RECORD EXTRACTS below:

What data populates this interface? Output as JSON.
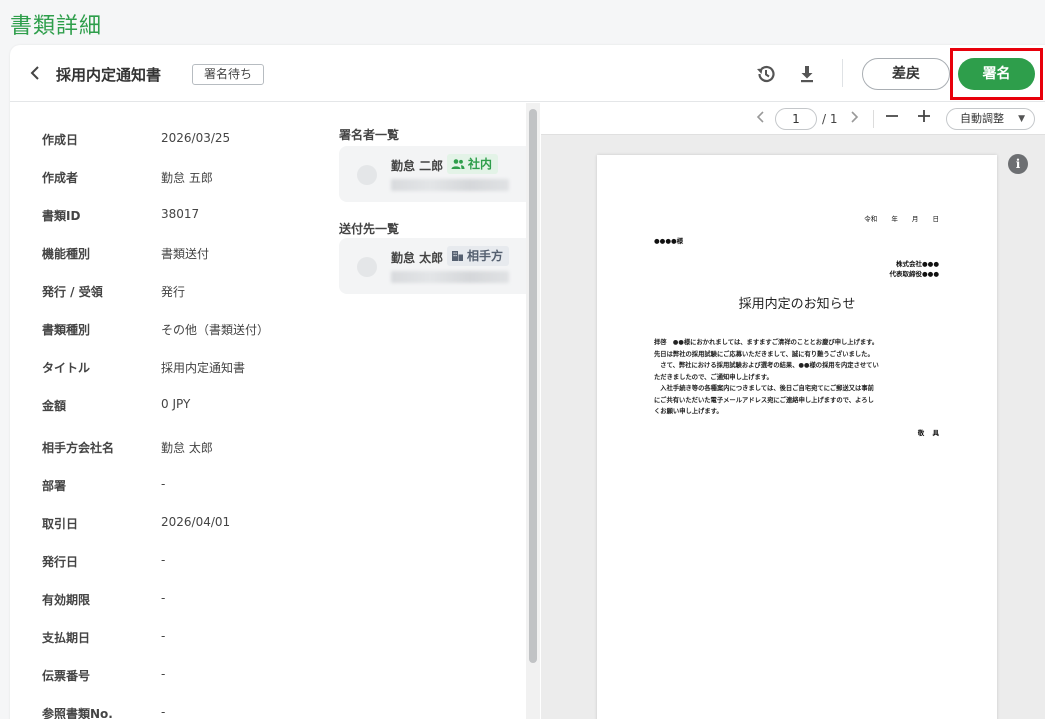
{
  "page_title": "書類詳細",
  "header": {
    "document_title": "採用内定通知書",
    "status_badge": "署名待ち",
    "icons": [
      "back-icon",
      "history-icon",
      "download-icon"
    ],
    "return_button": "差戻",
    "sign_button": "署名"
  },
  "details": [
    {
      "label": "作成日",
      "value": "2026/03/25"
    },
    {
      "label": "作成者",
      "value": "勤怠 五郎"
    },
    {
      "label": "書類ID",
      "value": "38017"
    },
    {
      "label": "機能種別",
      "value": "書類送付"
    },
    {
      "label": "発行 / 受領",
      "value": "発行"
    },
    {
      "label": "書類種別",
      "value": "その他（書類送付）"
    },
    {
      "label": "タイトル",
      "value": "採用内定通知書"
    },
    {
      "label": "金額",
      "value": "0 JPY"
    },
    {
      "label": "相手方会社名",
      "value": "勤怠 太郎"
    },
    {
      "label": "部署",
      "value": "-"
    },
    {
      "label": "取引日",
      "value": "2026/04/01"
    },
    {
      "label": "発行日",
      "value": "-"
    },
    {
      "label": "有効期限",
      "value": "-"
    },
    {
      "label": "支払期日",
      "value": "-"
    },
    {
      "label": "伝票番号",
      "value": "-"
    },
    {
      "label": "参照書類No.",
      "value": "-"
    }
  ],
  "signers": {
    "title": "署名者一覧",
    "items": [
      {
        "name": "勤怠 二郎",
        "tag": "社内"
      }
    ]
  },
  "recipients": {
    "title": "送付先一覧",
    "items": [
      {
        "name": "勤怠 太郎",
        "tag": "相手方"
      }
    ]
  },
  "viewer": {
    "page_current": "1",
    "page_total": "/ 1",
    "zoom": "自動調整",
    "document": {
      "date": "令和 年 月 日",
      "recipient": "●●●●様",
      "company": "株式会社●●●",
      "representative": "代表取締役●●●",
      "heading": "採用内定のお知らせ",
      "body": [
        "拝啓　●●様におかれましては、ますますご清祥のこととお慶び申し上げます。",
        "先日は弊社の採用試験にご応募いただきまして、誠に有り難うございました。",
        "　さて、弊社における採用試験および選考の結果、●●様の採用を内定させてい",
        "ただきましたので、ご通知申し上げます。",
        "　入社手続き等の各種案内につきましては、後日ご自宅宛てにご郵送又は事前",
        "にご共有いただいた電子メールアドレス宛にご連絡申し上げますので、よろし",
        "くお願い申し上げます。"
      ],
      "closing": "敬 具"
    }
  },
  "colors": {
    "brand_green": "#2e9e4b",
    "highlight_red": "#e8000b"
  }
}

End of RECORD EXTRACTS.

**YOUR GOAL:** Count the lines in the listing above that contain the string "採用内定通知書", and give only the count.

**ANSWER SPACE:** 2